Understandably, Brexit won’t necessarily benefit Scotland so then a referendum would seem the best democratic choice. However, there’s a sound argument that the SNP is continually demanding another referendum purely because they have been doing so for so long. How can they naturally just give up this fight, particularly when Sturgeon, among others, have been so vocal on the issue?
Bringing this full circle, the continuation of the SNP’s fight for independence could likely result in a one-party state. This is by no means desirable and would dramatically change the future political sphere of Scotland. If this were to occur, Oliver’s argument that the SNP is restricting liberty would seem much more valid. For now, I don’t see a large scale restriction of liberty. Rather, I see a plethora of problems with Scottish independence and this isn’t a new discovery.
Written by Chief Labour Writer, Abi Clargo
Imitating Sturgeon’s Misplaced Passion – A Liberal Response
I can strongly sympathize with Oliver’s (I dare say) liberal beliefs regarding freedom of speech and its protection. But this does not mean I agree with him wholeheartedly. Whilst his polemical article highlights some of the SNP’s recent missteps, its invective avoids many of the nuances of the debate. At times, it can even fall into contradiction.
With Oliver, I can agree that the anti-alcohol ban after 10 pm is unnecessary and useless. Yet, the article attacks this ‘big state mentality’ whilst also inadvertently calling for more state action against drug control. If alcohol use should be out of the state’s hands in Oliver’s eyes, shouldn’t drug use be as well? Both can be harmful, with some studies even claiming alcohol use is much more dangerous. Perhaps the SNP’s focus on alcohol is proportional? In any case, talk of the ‘big state’ obscures pragmatic, meaningful policy debate about each separate issue.
For example, the SNP’s taxes on alcohol, consumables, and tobacco should be discussed less as a moral hammer and more as an economic reality. The terms ‘nanny state’ and ‘sin tax’ purposefully paint the SNP as a protrusive monarch as opposed to an elected (and genuinely popular) party in order to enforce Oliver’s argument. Let’s not fall into this trap.
The tax should be seen as a necessary evil in hard times. In fact, the sin tax serves as a way to help a severely underfunded, crippled NHS through cash inflows and by reducing patient numbers. As a result, the working classes, who Oliver claims to be snubbed by the SNP, would be the most visible beneficiaries of this tax. Any moral aims of the SNP likely take a backseat to their socio-democratic impulses.

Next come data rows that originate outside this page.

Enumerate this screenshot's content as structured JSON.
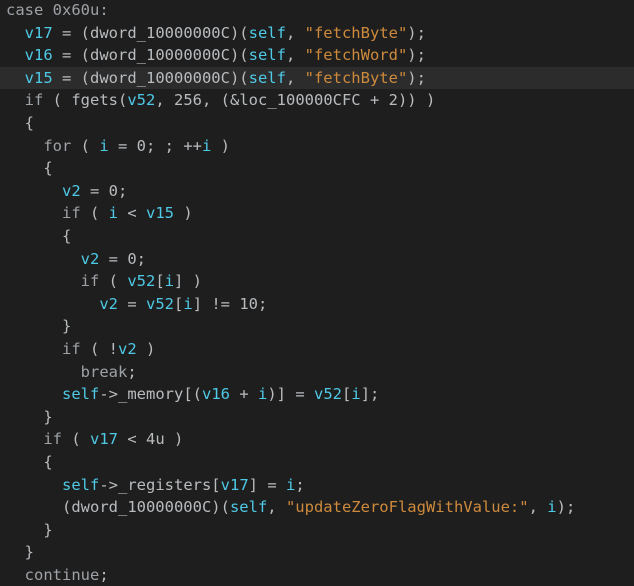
{
  "colors": {
    "background": "#1e1e1e",
    "highlight_line": "#2c2c2c",
    "keyword": "#9ea2a6",
    "variable": "#4ec9e6",
    "string": "#ce8a3c",
    "plain": "#b9bcbf"
  },
  "editor": {
    "highlighted_line": 3,
    "lines": [
      [
        {
          "t": "kw",
          "v": "case 0x60u:"
        }
      ],
      [
        {
          "t": "plain",
          "v": "  "
        },
        {
          "t": "var",
          "v": "v17"
        },
        {
          "t": "plain",
          "v": " = (dword_10000000C)("
        },
        {
          "t": "var",
          "v": "self"
        },
        {
          "t": "plain",
          "v": ", "
        },
        {
          "t": "str",
          "v": "\"fetchByte\""
        },
        {
          "t": "plain",
          "v": ");"
        }
      ],
      [
        {
          "t": "plain",
          "v": "  "
        },
        {
          "t": "var",
          "v": "v16"
        },
        {
          "t": "plain",
          "v": " = (dword_10000000C)("
        },
        {
          "t": "var",
          "v": "self"
        },
        {
          "t": "plain",
          "v": ", "
        },
        {
          "t": "str",
          "v": "\"fetchWord\""
        },
        {
          "t": "plain",
          "v": ");"
        }
      ],
      [
        {
          "t": "plain",
          "v": "  "
        },
        {
          "t": "var",
          "v": "v15"
        },
        {
          "t": "plain",
          "v": " = (dword_10000000C)("
        },
        {
          "t": "var",
          "v": "self"
        },
        {
          "t": "plain",
          "v": ", "
        },
        {
          "t": "str",
          "v": "\"fetchByte\""
        },
        {
          "t": "plain",
          "v": ");"
        }
      ],
      [
        {
          "t": "plain",
          "v": "  "
        },
        {
          "t": "kw",
          "v": "if"
        },
        {
          "t": "plain",
          "v": " ( fgets("
        },
        {
          "t": "var",
          "v": "v52"
        },
        {
          "t": "plain",
          "v": ", 256, (&loc_100000CFC + 2)) )"
        }
      ],
      [
        {
          "t": "plain",
          "v": "  {"
        }
      ],
      [
        {
          "t": "plain",
          "v": "    "
        },
        {
          "t": "kw",
          "v": "for"
        },
        {
          "t": "plain",
          "v": " ( "
        },
        {
          "t": "var",
          "v": "i"
        },
        {
          "t": "plain",
          "v": " = 0; ; ++"
        },
        {
          "t": "var",
          "v": "i"
        },
        {
          "t": "plain",
          "v": " )"
        }
      ],
      [
        {
          "t": "plain",
          "v": "    {"
        }
      ],
      [
        {
          "t": "plain",
          "v": "      "
        },
        {
          "t": "var",
          "v": "v2"
        },
        {
          "t": "plain",
          "v": " = 0;"
        }
      ],
      [
        {
          "t": "plain",
          "v": "      "
        },
        {
          "t": "kw",
          "v": "if"
        },
        {
          "t": "plain",
          "v": " ( "
        },
        {
          "t": "var",
          "v": "i"
        },
        {
          "t": "plain",
          "v": " < "
        },
        {
          "t": "var",
          "v": "v15"
        },
        {
          "t": "plain",
          "v": " )"
        }
      ],
      [
        {
          "t": "plain",
          "v": "      {"
        }
      ],
      [
        {
          "t": "plain",
          "v": "        "
        },
        {
          "t": "var",
          "v": "v2"
        },
        {
          "t": "plain",
          "v": " = 0;"
        }
      ],
      [
        {
          "t": "plain",
          "v": "        "
        },
        {
          "t": "kw",
          "v": "if"
        },
        {
          "t": "plain",
          "v": " ( "
        },
        {
          "t": "var",
          "v": "v52"
        },
        {
          "t": "plain",
          "v": "["
        },
        {
          "t": "var",
          "v": "i"
        },
        {
          "t": "plain",
          "v": "] )"
        }
      ],
      [
        {
          "t": "plain",
          "v": "          "
        },
        {
          "t": "var",
          "v": "v2"
        },
        {
          "t": "plain",
          "v": " = "
        },
        {
          "t": "var",
          "v": "v52"
        },
        {
          "t": "plain",
          "v": "["
        },
        {
          "t": "var",
          "v": "i"
        },
        {
          "t": "plain",
          "v": "] != 10;"
        }
      ],
      [
        {
          "t": "plain",
          "v": "      }"
        }
      ],
      [
        {
          "t": "plain",
          "v": "      "
        },
        {
          "t": "kw",
          "v": "if"
        },
        {
          "t": "plain",
          "v": " ( !"
        },
        {
          "t": "var",
          "v": "v2"
        },
        {
          "t": "plain",
          "v": " )"
        }
      ],
      [
        {
          "t": "plain",
          "v": "        "
        },
        {
          "t": "kw",
          "v": "break"
        },
        {
          "t": "plain",
          "v": ";"
        }
      ],
      [
        {
          "t": "plain",
          "v": "      "
        },
        {
          "t": "var",
          "v": "self"
        },
        {
          "t": "plain",
          "v": "->_memory[("
        },
        {
          "t": "var",
          "v": "v16"
        },
        {
          "t": "plain",
          "v": " + "
        },
        {
          "t": "var",
          "v": "i"
        },
        {
          "t": "plain",
          "v": ")] = "
        },
        {
          "t": "var",
          "v": "v52"
        },
        {
          "t": "plain",
          "v": "["
        },
        {
          "t": "var",
          "v": "i"
        },
        {
          "t": "plain",
          "v": "];"
        }
      ],
      [
        {
          "t": "plain",
          "v": "    }"
        }
      ],
      [
        {
          "t": "plain",
          "v": "    "
        },
        {
          "t": "kw",
          "v": "if"
        },
        {
          "t": "plain",
          "v": " ( "
        },
        {
          "t": "var",
          "v": "v17"
        },
        {
          "t": "plain",
          "v": " < 4u )"
        }
      ],
      [
        {
          "t": "plain",
          "v": "    {"
        }
      ],
      [
        {
          "t": "plain",
          "v": "      "
        },
        {
          "t": "var",
          "v": "self"
        },
        {
          "t": "plain",
          "v": "->_registers["
        },
        {
          "t": "var",
          "v": "v17"
        },
        {
          "t": "plain",
          "v": "] = "
        },
        {
          "t": "var",
          "v": "i"
        },
        {
          "t": "plain",
          "v": ";"
        }
      ],
      [
        {
          "t": "plain",
          "v": "      (dword_10000000C)("
        },
        {
          "t": "var",
          "v": "self"
        },
        {
          "t": "plain",
          "v": ", "
        },
        {
          "t": "str",
          "v": "\"updateZeroFlagWithValue:\""
        },
        {
          "t": "plain",
          "v": ", "
        },
        {
          "t": "var",
          "v": "i"
        },
        {
          "t": "plain",
          "v": ");"
        }
      ],
      [
        {
          "t": "plain",
          "v": "    }"
        }
      ],
      [
        {
          "t": "plain",
          "v": "  }"
        }
      ],
      [
        {
          "t": "plain",
          "v": "  "
        },
        {
          "t": "kw",
          "v": "continue"
        },
        {
          "t": "plain",
          "v": ";"
        }
      ]
    ]
  }
}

Ultimately, Oliver’s unabashed attack on the SNP not only misrepresents the party but key policy issues. This was most apparent when talking about corroboration. As Catherine Dyer, a former crown agent has noted, Scotland is the only country in the entire world with this archaic system.

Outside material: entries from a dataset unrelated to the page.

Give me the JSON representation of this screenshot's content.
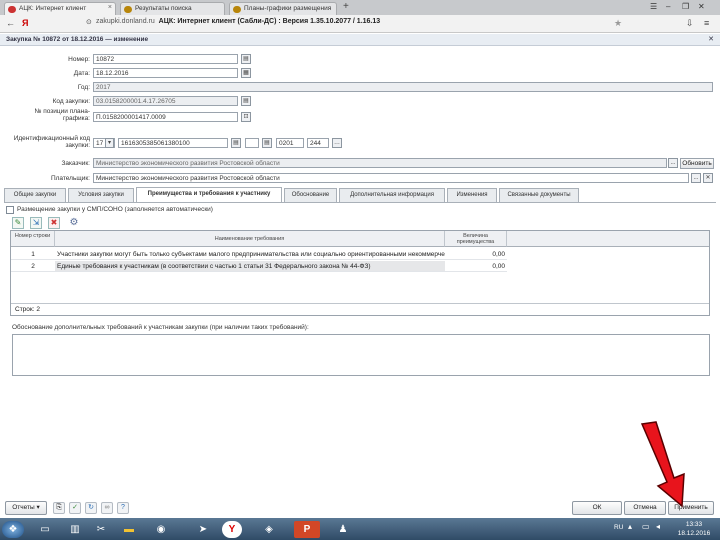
{
  "browser": {
    "tabs": [
      {
        "title": "АЦК: Интернет клиент",
        "active": true
      },
      {
        "title": "Результаты поиска",
        "active": false
      },
      {
        "title": "Планы-графики размещения",
        "active": false
      }
    ],
    "new_tab": "+",
    "back": "←",
    "brand": "Я",
    "url_domain": "zakupki.donland.ru",
    "url_title": "АЦК: Интернет клиент (Сабли-ДС) : Версия 1.35.10.2077 / 1.16.13"
  },
  "app": {
    "title": "Закупка № 10872 от 18.12.2016 — изменение"
  },
  "form": {
    "number_label": "Номер:",
    "number_value": "10872",
    "date_label": "Дата:",
    "date_value": "18.12.2016",
    "year_label": "Год:",
    "year_value": "2017",
    "code_label": "Код закупки:",
    "code_value": "03.0158200001.4.17.26705",
    "position_label": "№ позиции плана-графика:",
    "position_value": "П.0158200001417.0009",
    "ikz_label": "Идентификационный код закупки:",
    "ikz_year": "17",
    "ikz_main": "1616305385061380100",
    "ikz_num1": "0201",
    "ikz_num2": "244",
    "customer_label": "Заказчик:",
    "customer_value": "Министерство экономического развития Ростовской области",
    "customer_button": "Обновить",
    "place_label": "Плательщик:",
    "place_value": "Министерство экономического развития Ростовской области",
    "ellipsis": "..."
  },
  "tabs": [
    "Общие закупки",
    "Условия закупки",
    "Преимущества и требования к участнику",
    "Обоснование",
    "Дополнительная информация",
    "Изменения",
    "Связанные документы"
  ],
  "active_tab_index": 2,
  "section": {
    "checkbox_label": "Размещение закупки у СМП/СОНО (заполняется автоматически)"
  },
  "grid": {
    "columns": [
      "Номер строки",
      "Наименование требования",
      "Величина преимущества"
    ],
    "rows": [
      {
        "num": "1",
        "name": "Участники закупки могут быть только субъектами малого предпринимательства или социально ориентированными некоммерческими организациями",
        "value": "0,00"
      },
      {
        "num": "2",
        "name": "Единые требования к участникам (в соответствии с частью 1 статьи 31 Федерального закона № 44-ФЗ)",
        "value": "0,00"
      }
    ],
    "rows_count_label": "Строк: 2"
  },
  "reason": {
    "label": "Обоснование дополнительных требований к участникам закупки (при наличии таких требований):"
  },
  "footer": {
    "print_label": "Отчеты",
    "ok_label": "ОК",
    "cancel_label": "Отмена",
    "apply_label": "Применить"
  },
  "taskbar": {
    "lang": "RU",
    "time": "13:33",
    "date": "18.12.2016"
  },
  "colors": {
    "arrow": "#e8141c",
    "taskbar": "#3d5a76"
  }
}
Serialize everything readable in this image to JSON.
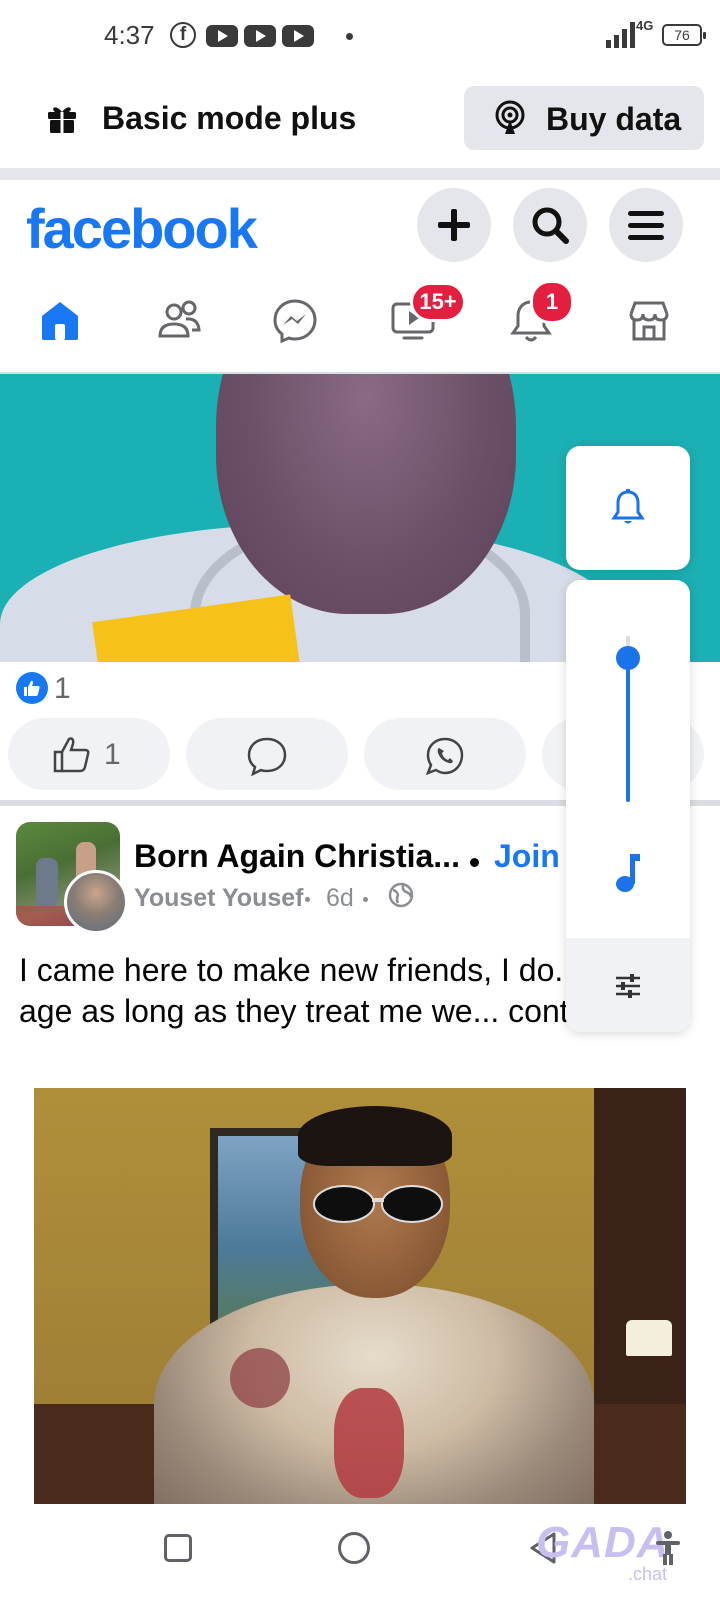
{
  "status_bar": {
    "time": "4:37",
    "network": "4G",
    "battery": "76"
  },
  "basic_bar": {
    "mode_label": "Basic mode plus",
    "buy_data_label": "Buy data"
  },
  "header": {
    "logo": "facebook"
  },
  "tabs": {
    "video_badge": "15+",
    "notifications_badge": "1"
  },
  "post1": {
    "reaction_count": "1",
    "like_count": "1"
  },
  "post2": {
    "group_name": "Born Again Christia...",
    "join_label": "Join",
    "author": "Youset Yousef",
    "time": "6d",
    "text": "I came here to make new friends, I do... about age as long as they treat me we... contact"
  },
  "watermark": {
    "text": "GADA",
    "sub": ".chat"
  },
  "colors": {
    "brand": "#1877f2",
    "badge": "#e41e3f",
    "volume_accent": "#1a73e8"
  },
  "icons": [
    "gift-icon",
    "buy-data-icon",
    "plus-icon",
    "search-icon",
    "menu-icon",
    "home-icon",
    "friends-icon",
    "messenger-icon",
    "video-icon",
    "bell-icon",
    "marketplace-icon",
    "like-icon",
    "comment-icon",
    "whatsapp-icon",
    "globe-icon",
    "music-note-icon",
    "equalizer-icon",
    "recents-icon",
    "home-nav-icon",
    "back-icon",
    "accessibility-icon"
  ]
}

Whilst corroboration can provide a strong case where evidence abounds, it lets many guilty people off of the hook – in particular sex offenders. The SNP will not eliminate using evidence altogether, just the practice of two independent forms. This is not creating a legal system based on just ‘mere word of mouth’, as Oliver suggests. Rather, it is updating Scotland’s judiciary in line with common global legal practice. It seems Oliver’s article has replaced nuance with vitriol.

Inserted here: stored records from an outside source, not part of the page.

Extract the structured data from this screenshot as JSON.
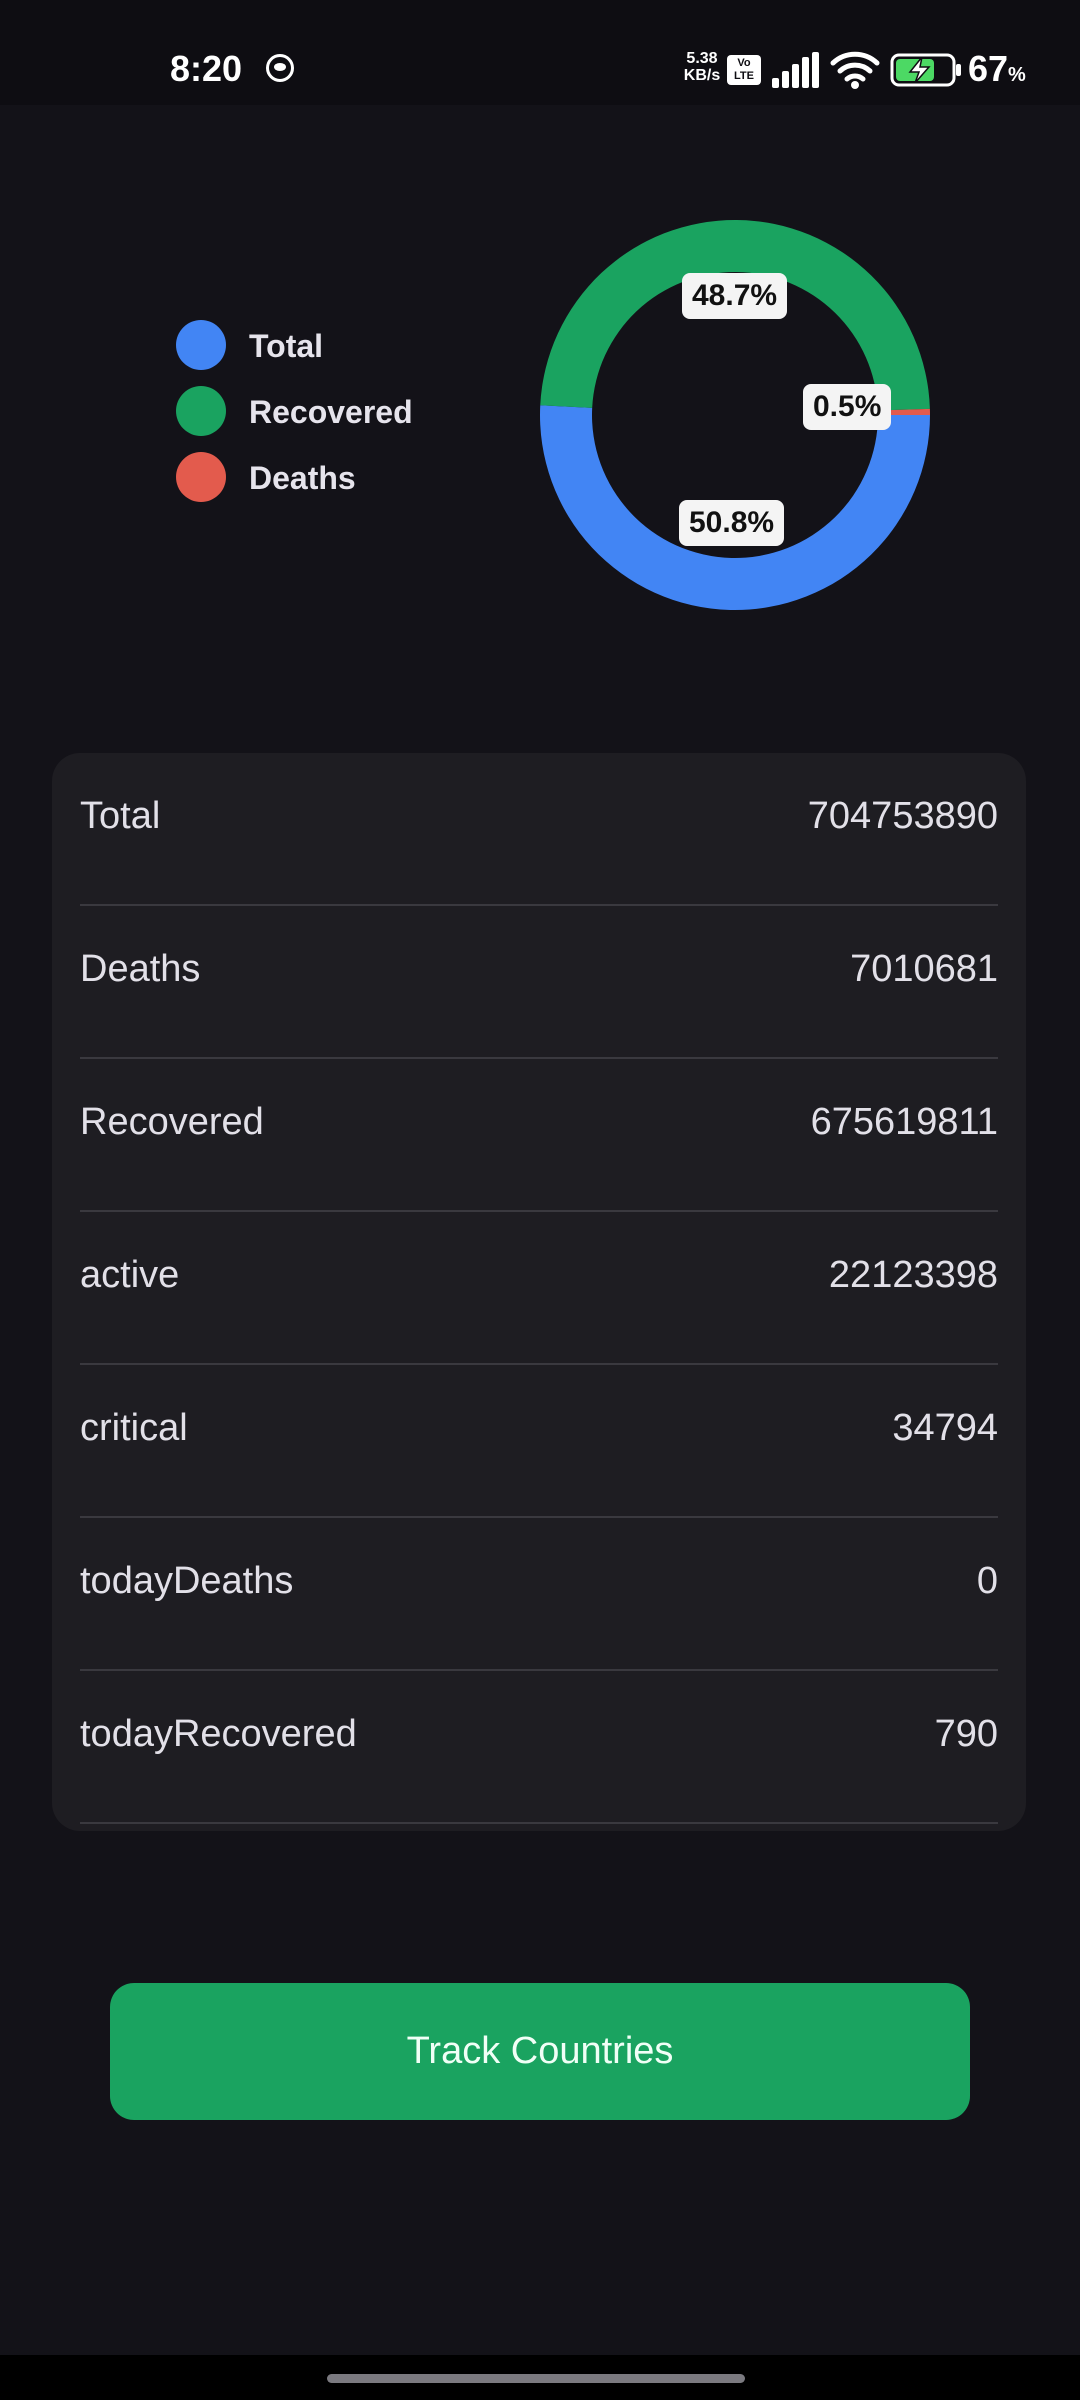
{
  "status_bar": {
    "time": "8:20",
    "net_speed_value": "5.38",
    "net_speed_unit": "KB/s",
    "volte_top": "Vo",
    "volte_bottom": "LTE",
    "battery_percent": "67",
    "battery_percent_sign": "%"
  },
  "legend": [
    {
      "label": "Total",
      "color": "#4285f4"
    },
    {
      "label": "Recovered",
      "color": "#1aa360"
    },
    {
      "label": "Deaths",
      "color": "#e35b4d"
    }
  ],
  "chart_data": {
    "type": "pie",
    "variant": "donut",
    "series": [
      {
        "name": "Total",
        "value": 50.8,
        "color": "#4285f4",
        "label": "50.8%"
      },
      {
        "name": "Recovered",
        "value": 48.7,
        "color": "#1aa360",
        "label": "48.7%"
      },
      {
        "name": "Deaths",
        "value": 0.5,
        "color": "#e35b4d",
        "label": "0.5%"
      }
    ]
  },
  "stats": [
    {
      "label": "Total",
      "value": "704753890"
    },
    {
      "label": "Deaths",
      "value": "7010681"
    },
    {
      "label": "Recovered",
      "value": "675619811"
    },
    {
      "label": "active",
      "value": "22123398"
    },
    {
      "label": "critical",
      "value": "34794"
    },
    {
      "label": "todayDeaths",
      "value": "0"
    },
    {
      "label": "todayRecovered",
      "value": "790"
    }
  ],
  "track_button": {
    "label": "Track Countries"
  }
}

The passionate rhetoric behind Oliver’s article is strong but blinding. A better approach to this would be to ditch the Orwellian talk and Stalinist equivalences for a more nuanced perspective. The SNP have made many errors, but this is not the way to go about discussing them.
Written by Chief Liberal Writer, Frank Allen